Friday, October 22, 2010
Ever since Reader's Digest
ruined the reading habits of millions lost popularity, where can you go to get omibus collections of things?
The Best American Nonrequired Reading is not a collection of short stories (that's what The Best American Short Stories is for), but it provides an eclectic mix of fiction, nonfiction, lists and even some journalism you probably haven't seen yet. Year to year, the collection is of such quality it's become required reading in college courses — a bit counter to the name, perhaps, but such is life.
It's not a book that can be read in one sitting, straight through. Trying to do so will result in you giving up somewhere between half and two-thirds of the way through. Instead, pick it up as you would a five-pound chocolate Easter Bunny — nibbling a little here, a little there, until you finish it.
But of course, the best part of any Nonrequired is the list of lists in the front. They range from the arbitrarily chosen ("Best sentences found on page 50 of a book") to the hilarious ("Best American fast-food related crimes"). Here's a sample from my favorite, "Best American new band names":
Volcano Choir, We Were Promised Jetpacks, The Dead Weather, The Pains of Being Pure At Heart, Japandroids (!!), The Christopher Walk-Ins, The Van Gobots, Das Racist, Boys IV Men and Shark Pants.
There's actually an entire page of band names, in addition to 400 more of really good and/or funny and/or interesting writing. So check it out.
But some of you out there may not like the words so much, and that's why they also put out The Best American Comics**. A curated collection of some of the best indie comics, it does technically require some reading (with the word bubbles and all), but it's mostly pictures.

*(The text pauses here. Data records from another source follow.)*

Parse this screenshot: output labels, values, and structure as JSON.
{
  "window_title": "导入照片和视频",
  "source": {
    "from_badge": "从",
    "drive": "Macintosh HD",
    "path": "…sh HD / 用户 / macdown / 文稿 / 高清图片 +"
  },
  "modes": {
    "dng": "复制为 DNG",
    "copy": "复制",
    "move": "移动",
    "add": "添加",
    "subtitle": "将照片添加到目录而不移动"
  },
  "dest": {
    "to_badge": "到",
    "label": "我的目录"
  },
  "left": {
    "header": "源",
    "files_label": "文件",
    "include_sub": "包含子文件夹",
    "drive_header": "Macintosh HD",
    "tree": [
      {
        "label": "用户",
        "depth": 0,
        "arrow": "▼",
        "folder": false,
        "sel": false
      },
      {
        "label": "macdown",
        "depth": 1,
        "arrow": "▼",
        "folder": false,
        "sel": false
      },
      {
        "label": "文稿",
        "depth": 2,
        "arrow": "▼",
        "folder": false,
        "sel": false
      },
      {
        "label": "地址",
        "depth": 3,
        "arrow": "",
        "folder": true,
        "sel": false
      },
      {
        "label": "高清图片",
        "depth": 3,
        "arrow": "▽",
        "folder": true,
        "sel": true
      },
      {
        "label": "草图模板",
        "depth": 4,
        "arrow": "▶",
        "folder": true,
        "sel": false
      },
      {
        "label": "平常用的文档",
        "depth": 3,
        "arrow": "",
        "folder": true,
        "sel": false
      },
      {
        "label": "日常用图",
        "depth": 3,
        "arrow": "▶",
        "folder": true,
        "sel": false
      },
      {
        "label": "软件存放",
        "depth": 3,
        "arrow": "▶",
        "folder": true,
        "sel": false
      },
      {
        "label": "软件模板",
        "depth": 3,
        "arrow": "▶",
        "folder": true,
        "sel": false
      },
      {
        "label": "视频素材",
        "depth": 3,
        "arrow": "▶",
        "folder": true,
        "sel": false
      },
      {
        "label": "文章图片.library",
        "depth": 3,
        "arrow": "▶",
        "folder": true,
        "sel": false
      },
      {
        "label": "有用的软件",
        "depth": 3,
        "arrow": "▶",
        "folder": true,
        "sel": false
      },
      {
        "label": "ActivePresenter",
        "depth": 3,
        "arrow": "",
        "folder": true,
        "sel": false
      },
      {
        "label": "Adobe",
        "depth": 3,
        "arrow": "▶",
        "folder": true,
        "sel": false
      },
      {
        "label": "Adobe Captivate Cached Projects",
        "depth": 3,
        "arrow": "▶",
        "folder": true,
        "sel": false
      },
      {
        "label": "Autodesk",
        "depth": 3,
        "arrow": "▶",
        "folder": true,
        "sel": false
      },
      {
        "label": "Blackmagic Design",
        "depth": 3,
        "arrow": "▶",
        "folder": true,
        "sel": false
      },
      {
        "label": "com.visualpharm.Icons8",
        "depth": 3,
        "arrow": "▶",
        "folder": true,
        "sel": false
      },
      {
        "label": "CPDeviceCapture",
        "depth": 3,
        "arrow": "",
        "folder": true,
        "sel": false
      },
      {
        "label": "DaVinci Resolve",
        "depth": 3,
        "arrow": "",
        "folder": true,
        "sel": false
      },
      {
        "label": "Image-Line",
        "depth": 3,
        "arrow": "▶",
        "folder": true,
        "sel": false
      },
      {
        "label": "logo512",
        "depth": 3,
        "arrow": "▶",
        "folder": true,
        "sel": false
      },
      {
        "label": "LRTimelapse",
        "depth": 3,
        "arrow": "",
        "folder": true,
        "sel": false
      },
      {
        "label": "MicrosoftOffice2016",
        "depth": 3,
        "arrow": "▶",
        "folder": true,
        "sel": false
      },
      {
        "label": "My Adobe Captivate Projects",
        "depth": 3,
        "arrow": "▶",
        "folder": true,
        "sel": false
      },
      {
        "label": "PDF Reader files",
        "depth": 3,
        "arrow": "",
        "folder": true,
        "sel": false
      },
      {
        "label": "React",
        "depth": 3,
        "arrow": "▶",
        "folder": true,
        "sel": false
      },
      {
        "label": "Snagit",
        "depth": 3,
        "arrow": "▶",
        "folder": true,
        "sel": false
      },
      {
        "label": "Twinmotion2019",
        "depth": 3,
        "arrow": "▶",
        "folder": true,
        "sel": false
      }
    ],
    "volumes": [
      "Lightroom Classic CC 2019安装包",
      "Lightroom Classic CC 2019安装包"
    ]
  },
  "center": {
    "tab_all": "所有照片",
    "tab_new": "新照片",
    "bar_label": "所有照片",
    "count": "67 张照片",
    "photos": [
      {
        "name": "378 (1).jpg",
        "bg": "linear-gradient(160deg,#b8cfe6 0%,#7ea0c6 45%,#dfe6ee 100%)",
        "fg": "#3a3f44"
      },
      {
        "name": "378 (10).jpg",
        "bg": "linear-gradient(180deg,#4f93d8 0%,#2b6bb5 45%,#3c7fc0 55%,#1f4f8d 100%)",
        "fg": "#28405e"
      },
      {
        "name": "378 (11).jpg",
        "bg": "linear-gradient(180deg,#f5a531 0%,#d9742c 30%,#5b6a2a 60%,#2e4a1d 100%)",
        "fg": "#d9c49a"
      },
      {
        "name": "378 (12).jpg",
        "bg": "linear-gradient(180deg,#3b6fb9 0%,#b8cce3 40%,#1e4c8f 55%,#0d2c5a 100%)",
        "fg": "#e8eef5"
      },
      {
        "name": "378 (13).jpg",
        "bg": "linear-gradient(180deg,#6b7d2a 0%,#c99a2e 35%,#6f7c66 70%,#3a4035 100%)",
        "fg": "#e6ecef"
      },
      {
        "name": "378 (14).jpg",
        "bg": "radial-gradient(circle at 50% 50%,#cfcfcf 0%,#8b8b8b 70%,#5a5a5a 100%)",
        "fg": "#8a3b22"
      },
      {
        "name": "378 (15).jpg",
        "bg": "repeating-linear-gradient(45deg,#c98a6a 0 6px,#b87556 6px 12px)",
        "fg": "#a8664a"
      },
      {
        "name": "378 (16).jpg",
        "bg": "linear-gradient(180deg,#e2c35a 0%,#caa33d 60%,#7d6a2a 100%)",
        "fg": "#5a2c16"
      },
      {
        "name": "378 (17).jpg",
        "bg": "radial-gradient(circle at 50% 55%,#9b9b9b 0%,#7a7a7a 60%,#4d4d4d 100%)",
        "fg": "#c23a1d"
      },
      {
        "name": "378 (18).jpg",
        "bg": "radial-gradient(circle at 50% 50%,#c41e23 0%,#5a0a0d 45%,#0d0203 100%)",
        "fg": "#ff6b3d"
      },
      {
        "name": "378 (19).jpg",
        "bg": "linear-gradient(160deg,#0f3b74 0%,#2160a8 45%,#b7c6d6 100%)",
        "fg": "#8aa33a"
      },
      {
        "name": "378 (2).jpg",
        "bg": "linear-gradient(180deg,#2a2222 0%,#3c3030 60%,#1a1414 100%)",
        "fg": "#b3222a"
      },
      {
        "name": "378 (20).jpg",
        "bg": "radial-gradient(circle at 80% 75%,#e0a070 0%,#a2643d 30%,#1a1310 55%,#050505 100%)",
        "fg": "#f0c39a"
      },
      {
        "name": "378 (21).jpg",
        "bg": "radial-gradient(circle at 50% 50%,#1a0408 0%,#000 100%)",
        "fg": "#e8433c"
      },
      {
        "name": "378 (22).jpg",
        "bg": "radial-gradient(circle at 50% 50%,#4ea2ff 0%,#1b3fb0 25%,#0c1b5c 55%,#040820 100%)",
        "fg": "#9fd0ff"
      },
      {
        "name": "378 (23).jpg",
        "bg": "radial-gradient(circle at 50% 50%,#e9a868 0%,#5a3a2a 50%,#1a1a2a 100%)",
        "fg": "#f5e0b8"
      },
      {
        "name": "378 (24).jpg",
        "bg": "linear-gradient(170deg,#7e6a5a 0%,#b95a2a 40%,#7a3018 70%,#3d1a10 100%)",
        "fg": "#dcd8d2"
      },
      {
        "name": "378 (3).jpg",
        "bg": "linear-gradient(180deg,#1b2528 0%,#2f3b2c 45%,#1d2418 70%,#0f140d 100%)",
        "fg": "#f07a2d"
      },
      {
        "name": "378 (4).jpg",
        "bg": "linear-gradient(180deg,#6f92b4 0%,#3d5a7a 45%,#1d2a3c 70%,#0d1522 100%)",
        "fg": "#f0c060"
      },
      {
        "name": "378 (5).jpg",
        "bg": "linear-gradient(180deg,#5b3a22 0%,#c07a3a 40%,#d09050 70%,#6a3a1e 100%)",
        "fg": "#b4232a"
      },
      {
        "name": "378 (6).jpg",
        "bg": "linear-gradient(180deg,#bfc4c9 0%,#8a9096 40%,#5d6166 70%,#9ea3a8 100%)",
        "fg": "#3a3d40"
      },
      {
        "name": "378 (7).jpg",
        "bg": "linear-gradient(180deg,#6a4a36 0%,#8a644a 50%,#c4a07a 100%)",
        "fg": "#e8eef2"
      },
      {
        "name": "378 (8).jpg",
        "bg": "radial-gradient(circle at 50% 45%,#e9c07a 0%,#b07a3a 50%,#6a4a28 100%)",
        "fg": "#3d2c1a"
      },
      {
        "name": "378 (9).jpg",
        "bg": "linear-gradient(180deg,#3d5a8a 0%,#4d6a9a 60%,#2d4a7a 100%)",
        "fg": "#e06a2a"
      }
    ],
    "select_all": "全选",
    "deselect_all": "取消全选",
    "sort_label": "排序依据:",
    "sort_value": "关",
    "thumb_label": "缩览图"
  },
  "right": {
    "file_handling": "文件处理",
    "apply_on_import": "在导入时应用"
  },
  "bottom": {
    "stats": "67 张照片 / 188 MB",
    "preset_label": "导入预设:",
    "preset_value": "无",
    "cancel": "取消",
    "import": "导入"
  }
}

They sample from a wide range of artistic styles, from black-and-white, simply-drawn sequences to a two-page full-color retrospective on the Bush years. Consisting of excerpts of larger work (like Josh Neufeld's A.D. or the latest Scott Pilgrim) as well as fully contained shorter pieces, it's got something for everybody.
This is not really a collection for comic-book nerds of the typical vein; that is, very rarely (if ever) will you see a straightforward superhero story contained herein. Instead, the book is aimed at people who enjoy visual art that tells a story — I can see people who regularly frequent art galleries and try to figure out the author's message getting a kick out of most of these. It's also a great way for people who enjoy graphic novels to find out about some of the up-and-comers. Basically, if you know who Art Spiegelman is, this is going to be worth your time and money.